=== Records for this exercise ===

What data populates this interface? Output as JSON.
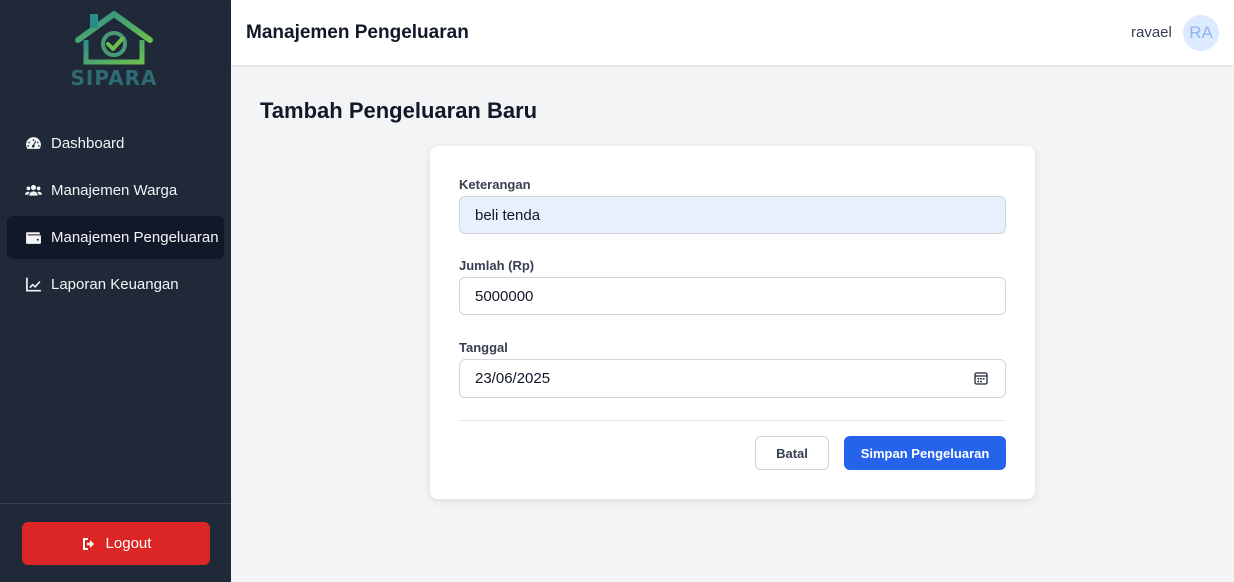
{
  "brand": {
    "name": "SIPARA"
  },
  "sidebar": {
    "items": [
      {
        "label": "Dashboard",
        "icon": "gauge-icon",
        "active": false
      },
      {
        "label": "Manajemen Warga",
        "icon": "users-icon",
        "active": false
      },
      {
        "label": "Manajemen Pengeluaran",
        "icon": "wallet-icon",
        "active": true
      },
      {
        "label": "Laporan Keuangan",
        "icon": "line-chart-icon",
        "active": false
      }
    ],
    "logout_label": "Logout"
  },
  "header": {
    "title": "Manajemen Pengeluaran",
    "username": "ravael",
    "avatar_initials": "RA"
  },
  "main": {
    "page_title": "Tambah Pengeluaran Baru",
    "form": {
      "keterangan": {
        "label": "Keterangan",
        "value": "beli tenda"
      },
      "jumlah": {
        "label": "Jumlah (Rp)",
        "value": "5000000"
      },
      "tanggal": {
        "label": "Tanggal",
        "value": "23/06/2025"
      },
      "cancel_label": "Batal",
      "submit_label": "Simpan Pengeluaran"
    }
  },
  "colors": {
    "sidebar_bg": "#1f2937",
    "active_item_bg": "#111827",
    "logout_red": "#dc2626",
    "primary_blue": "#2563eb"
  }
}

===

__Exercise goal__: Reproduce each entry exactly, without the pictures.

__Reply to the exercise__:
What data populates this interface? Output as JSON.
{
  "brand": {
    "name": "SIPARA"
  },
  "sidebar": {
    "items": [
      {
        "label": "Dashboard",
        "icon": "gauge-icon",
        "active": false
      },
      {
        "label": "Manajemen Warga",
        "icon": "users-icon",
        "active": false
      },
      {
        "label": "Manajemen Pengeluaran",
        "icon": "wallet-icon",
        "active": true
      },
      {
        "label": "Laporan Keuangan",
        "icon": "line-chart-icon",
        "active": false
      }
    ],
    "logout_label": "Logout"
  },
  "header": {
    "title": "Manajemen Pengeluaran",
    "username": "ravael",
    "avatar_initials": "RA"
  },
  "main": {
    "page_title": "Tambah Pengeluaran Baru",
    "form": {
      "keterangan": {
        "label": "Keterangan",
        "value": "beli tenda"
      },
      "jumlah": {
        "label": "Jumlah (Rp)",
        "value": "5000000"
      },
      "tanggal": {
        "label": "Tanggal",
        "value": "23/06/2025"
      },
      "cancel_label": "Batal",
      "submit_label": "Simpan Pengeluaran"
    }
  },
  "colors": {
    "sidebar_bg": "#1f2937",
    "active_item_bg": "#111827",
    "logout_red": "#dc2626",
    "primary_blue": "#2563eb"
  }
}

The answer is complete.